__WORK INSTRUCTIONS__.
This task calls for every entry below to be repeated exactly.

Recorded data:

************

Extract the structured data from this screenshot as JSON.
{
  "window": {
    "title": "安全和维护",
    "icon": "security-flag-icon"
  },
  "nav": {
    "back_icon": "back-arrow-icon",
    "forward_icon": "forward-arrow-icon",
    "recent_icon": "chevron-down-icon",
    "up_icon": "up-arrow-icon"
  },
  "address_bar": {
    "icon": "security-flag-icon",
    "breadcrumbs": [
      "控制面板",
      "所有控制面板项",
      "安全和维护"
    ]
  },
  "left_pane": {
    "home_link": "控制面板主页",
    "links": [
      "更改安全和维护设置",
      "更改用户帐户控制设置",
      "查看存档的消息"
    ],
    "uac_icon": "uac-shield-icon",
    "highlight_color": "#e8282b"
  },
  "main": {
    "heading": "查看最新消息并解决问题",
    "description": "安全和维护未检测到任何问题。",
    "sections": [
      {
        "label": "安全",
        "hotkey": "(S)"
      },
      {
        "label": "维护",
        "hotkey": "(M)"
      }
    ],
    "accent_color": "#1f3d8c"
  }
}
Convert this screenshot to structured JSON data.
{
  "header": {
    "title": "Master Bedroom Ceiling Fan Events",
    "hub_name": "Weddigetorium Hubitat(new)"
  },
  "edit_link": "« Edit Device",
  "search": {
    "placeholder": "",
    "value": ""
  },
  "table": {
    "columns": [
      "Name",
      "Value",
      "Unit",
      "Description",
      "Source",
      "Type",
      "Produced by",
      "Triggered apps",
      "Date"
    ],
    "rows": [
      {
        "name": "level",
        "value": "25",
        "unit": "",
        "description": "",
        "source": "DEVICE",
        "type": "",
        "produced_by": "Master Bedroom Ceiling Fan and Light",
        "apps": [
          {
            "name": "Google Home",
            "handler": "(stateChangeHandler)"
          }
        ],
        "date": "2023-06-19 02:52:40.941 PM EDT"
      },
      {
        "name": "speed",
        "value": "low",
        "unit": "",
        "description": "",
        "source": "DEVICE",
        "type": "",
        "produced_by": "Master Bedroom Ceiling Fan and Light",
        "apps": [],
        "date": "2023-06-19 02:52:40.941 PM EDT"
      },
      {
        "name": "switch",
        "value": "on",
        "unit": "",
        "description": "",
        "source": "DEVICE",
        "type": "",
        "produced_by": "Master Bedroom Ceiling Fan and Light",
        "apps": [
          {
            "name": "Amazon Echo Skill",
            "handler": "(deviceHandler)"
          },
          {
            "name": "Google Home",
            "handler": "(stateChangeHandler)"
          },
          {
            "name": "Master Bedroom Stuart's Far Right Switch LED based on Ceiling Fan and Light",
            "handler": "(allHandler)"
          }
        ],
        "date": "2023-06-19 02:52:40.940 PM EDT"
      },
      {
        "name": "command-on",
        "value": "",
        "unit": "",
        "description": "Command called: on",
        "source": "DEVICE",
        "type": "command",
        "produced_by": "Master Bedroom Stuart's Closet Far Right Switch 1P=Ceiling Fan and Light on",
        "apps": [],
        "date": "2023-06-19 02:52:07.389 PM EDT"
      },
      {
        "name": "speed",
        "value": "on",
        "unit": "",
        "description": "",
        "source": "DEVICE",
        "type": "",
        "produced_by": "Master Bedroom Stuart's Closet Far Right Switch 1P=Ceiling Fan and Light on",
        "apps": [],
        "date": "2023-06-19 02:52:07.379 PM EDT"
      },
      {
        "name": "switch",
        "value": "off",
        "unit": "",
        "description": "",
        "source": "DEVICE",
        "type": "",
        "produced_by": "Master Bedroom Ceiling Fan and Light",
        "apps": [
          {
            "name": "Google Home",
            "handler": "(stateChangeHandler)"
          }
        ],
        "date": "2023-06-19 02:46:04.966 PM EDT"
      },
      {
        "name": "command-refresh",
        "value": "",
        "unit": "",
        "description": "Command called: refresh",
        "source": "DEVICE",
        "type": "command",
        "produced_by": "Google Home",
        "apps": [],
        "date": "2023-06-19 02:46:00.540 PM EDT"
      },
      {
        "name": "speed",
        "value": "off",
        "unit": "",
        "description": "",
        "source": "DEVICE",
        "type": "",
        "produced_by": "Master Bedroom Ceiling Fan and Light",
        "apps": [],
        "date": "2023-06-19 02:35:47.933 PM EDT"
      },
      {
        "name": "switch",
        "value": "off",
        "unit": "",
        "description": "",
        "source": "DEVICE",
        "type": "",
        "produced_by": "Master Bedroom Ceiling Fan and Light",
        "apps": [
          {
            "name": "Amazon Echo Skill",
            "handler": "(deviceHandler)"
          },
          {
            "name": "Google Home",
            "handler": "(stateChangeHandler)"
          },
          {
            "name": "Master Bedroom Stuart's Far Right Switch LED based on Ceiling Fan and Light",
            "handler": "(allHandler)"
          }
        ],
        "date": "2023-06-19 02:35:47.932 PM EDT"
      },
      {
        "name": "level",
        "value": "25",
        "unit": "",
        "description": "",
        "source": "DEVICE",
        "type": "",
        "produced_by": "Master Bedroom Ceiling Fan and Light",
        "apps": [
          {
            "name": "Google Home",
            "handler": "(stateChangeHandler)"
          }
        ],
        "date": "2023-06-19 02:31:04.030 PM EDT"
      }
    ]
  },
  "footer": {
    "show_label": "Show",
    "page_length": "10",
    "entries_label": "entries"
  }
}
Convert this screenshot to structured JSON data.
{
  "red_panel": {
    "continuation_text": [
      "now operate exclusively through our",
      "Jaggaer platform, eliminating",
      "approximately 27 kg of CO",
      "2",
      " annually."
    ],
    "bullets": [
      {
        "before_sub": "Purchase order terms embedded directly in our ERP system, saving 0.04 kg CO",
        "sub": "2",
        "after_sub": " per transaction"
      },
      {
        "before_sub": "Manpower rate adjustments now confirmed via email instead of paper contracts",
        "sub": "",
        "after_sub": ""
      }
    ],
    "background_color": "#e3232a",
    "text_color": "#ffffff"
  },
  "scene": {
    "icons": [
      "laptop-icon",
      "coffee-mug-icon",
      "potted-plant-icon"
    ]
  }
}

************

__ANSWER SPACE__.
Extract the structured data from this screenshot as JSON.
{
  "window": {
    "title": "安全和维护",
    "icon": "security-flag-icon"
  },
  "nav": {
    "back_icon": "back-arrow-icon",
    "forward_icon": "forward-arrow-icon",
    "recent_icon": "chevron-down-icon",
    "up_icon": "up-arrow-icon"
  },
  "address_bar": {
    "icon": "security-flag-icon",
    "breadcrumbs": [
      "控制面板",
      "所有控制面板项",
      "安全和维护"
    ]
  },
  "left_pane": {
    "home_link": "控制面板主页",
    "links": [
      "更改安全和维护设置",
      "更改用户帐户控制设置",
      "查看存档的消息"
    ],
    "uac_icon": "uac-shield-icon",
    "highlight_color": "#e8282b"
  },
  "main": {
    "heading": "查看最新消息并解决问题",
    "description": "安全和维护未检测到任何问题。",
    "sections": [
      {
        "label": "安全",
        "hotkey": "(S)"
      },
      {
        "label": "维护",
        "hotkey": "(M)"
      }
    ],
    "accent_color": "#1f3d8c"
  }
}
Convert this screenshot to structured JSON data.
{
  "header": {
    "title": "Master Bedroom Ceiling Fan Events",
    "hub_name": "Weddigetorium Hubitat(new)"
  },
  "edit_link": "« Edit Device",
  "search": {
    "placeholder": "",
    "value": ""
  },
  "table": {
    "columns": [
      "Name",
      "Value",
      "Unit",
      "Description",
      "Source",
      "Type",
      "Produced by",
      "Triggered apps",
      "Date"
    ],
    "rows": [
      {
        "name": "level",
        "value": "25",
        "unit": "",
        "description": "",
        "source": "DEVICE",
        "type": "",
        "produced_by": "Master Bedroom Ceiling Fan and Light",
        "apps": [
          {
            "name": "Google Home",
            "handler": "(stateChangeHandler)"
          }
        ],
        "date": "2023-06-19 02:52:40.941 PM EDT"
      },
      {
        "name": "speed",
        "value": "low",
        "unit": "",
        "description": "",
        "source": "DEVICE",
        "type": "",
        "produced_by": "Master Bedroom Ceiling Fan and Light",
        "apps": [],
        "date": "2023-06-19 02:52:40.941 PM EDT"
      },
      {
        "name": "switch",
        "value": "on",
        "unit": "",
        "description": "",
        "source": "DEVICE",
        "type": "",
        "produced_by": "Master Bedroom Ceiling Fan and Light",
        "apps": [
          {
            "name": "Amazon Echo Skill",
            "handler": "(deviceHandler)"
          },
          {
            "name": "Google Home",
            "handler": "(stateChangeHandler)"
          },
          {
            "name": "Master Bedroom Stuart's Far Right Switch LED based on Ceiling Fan and Light",
            "handler": "(allHandler)"
          }
        ],
        "date": "2023-06-19 02:52:40.940 PM EDT"
      },
      {
        "name": "command-on",
        "value": "",
        "unit": "",
        "description": "Command called: on",
        "source": "DEVICE",
        "type": "command",
        "produced_by": "Master Bedroom Stuart's Closet Far Right Switch 1P=Ceiling Fan and Light on",
        "apps": [],
        "date": "2023-06-19 02:52:07.389 PM EDT"
      },
      {
        "name": "speed",
        "value": "on",
        "unit": "",
        "description": "",
        "source": "DEVICE",
        "type": "",
        "produced_by": "Master Bedroom Stuart's Closet Far Right Switch 1P=Ceiling Fan and Light on",
        "apps": [],
        "date": "2023-06-19 02:52:07.379 PM EDT"
      },
      {
        "name": "switch",
        "value": "off",
        "unit": "",
        "description": "",
        "source": "DEVICE",
        "type": "",
        "produced_by": "Master Bedroom Ceiling Fan and Light",
        "apps": [
          {
            "name": "Google Home",
            "handler": "(stateChangeHandler)"
          }
        ],
        "date": "2023-06-19 02:46:04.966 PM EDT"
      },
      {
        "name": "command-refresh",
        "value": "",
        "unit": "",
        "description": "Command called: refresh",
        "source": "DEVICE",
        "type": "command",
        "produced_by": "Google Home",
        "apps": [],
        "date": "2023-06-19 02:46:00.540 PM EDT"
      },
      {
        "name": "speed",
        "value": "off",
        "unit": "",
        "description": "",
        "source": "DEVICE",
        "type": "",
        "produced_by": "Master Bedroom Ceiling Fan and Light",
        "apps": [],
        "date": "2023-06-19 02:35:47.933 PM EDT"
      },
      {
        "name": "switch",
        "value": "off",
        "unit": "",
        "description": "",
        "source": "DEVICE",
        "type": "",
        "produced_by": "Master Bedroom Ceiling Fan and Light",
        "apps": [
          {
            "name": "Amazon Echo Skill",
            "handler": "(deviceHandler)"
          },
          {
            "name": "Google Home",
            "handler": "(stateChangeHandler)"
          },
          {
            "name": "Master Bedroom Stuart's Far Right Switch LED based on Ceiling Fan and Light",
            "handler": "(allHandler)"
          }
        ],
        "date": "2023-06-19 02:35:47.932 PM EDT"
      },
      {
        "name": "level",
        "value": "25",
        "unit": "",
        "description": "",
        "source": "DEVICE",
        "type": "",
        "produced_by": "Master Bedroom Ceiling Fan and Light",
        "apps": [
          {
            "name": "Google Home",
            "handler": "(stateChangeHandler)"
          }
        ],
        "date": "2023-06-19 02:31:04.030 PM EDT"
      }
    ]
  },
  "footer": {
    "show_label": "Show",
    "page_length": "10",
    "entries_label": "entries"
  }
}
Convert this screenshot to structured JSON data.
{
  "red_panel": {
    "continuation_text": [
      "now operate exclusively through our",
      "Jaggaer platform, eliminating",
      "approximately 27 kg of CO",
      "2",
      " annually."
    ],
    "bullets": [
      {
        "before_sub": "Purchase order terms embedded directly in our ERP system, saving 0.04 kg CO",
        "sub": "2",
        "after_sub": " per transaction"
      },
      {
        "before_sub": "Manpower rate adjustments now confirmed via email instead of paper contracts",
        "sub": "",
        "after_sub": ""
      }
    ],
    "background_color": "#e3232a",
    "text_color": "#ffffff"
  },
  "scene": {
    "icons": [
      "laptop-icon",
      "coffee-mug-icon",
      "potted-plant-icon"
    ]
  }
}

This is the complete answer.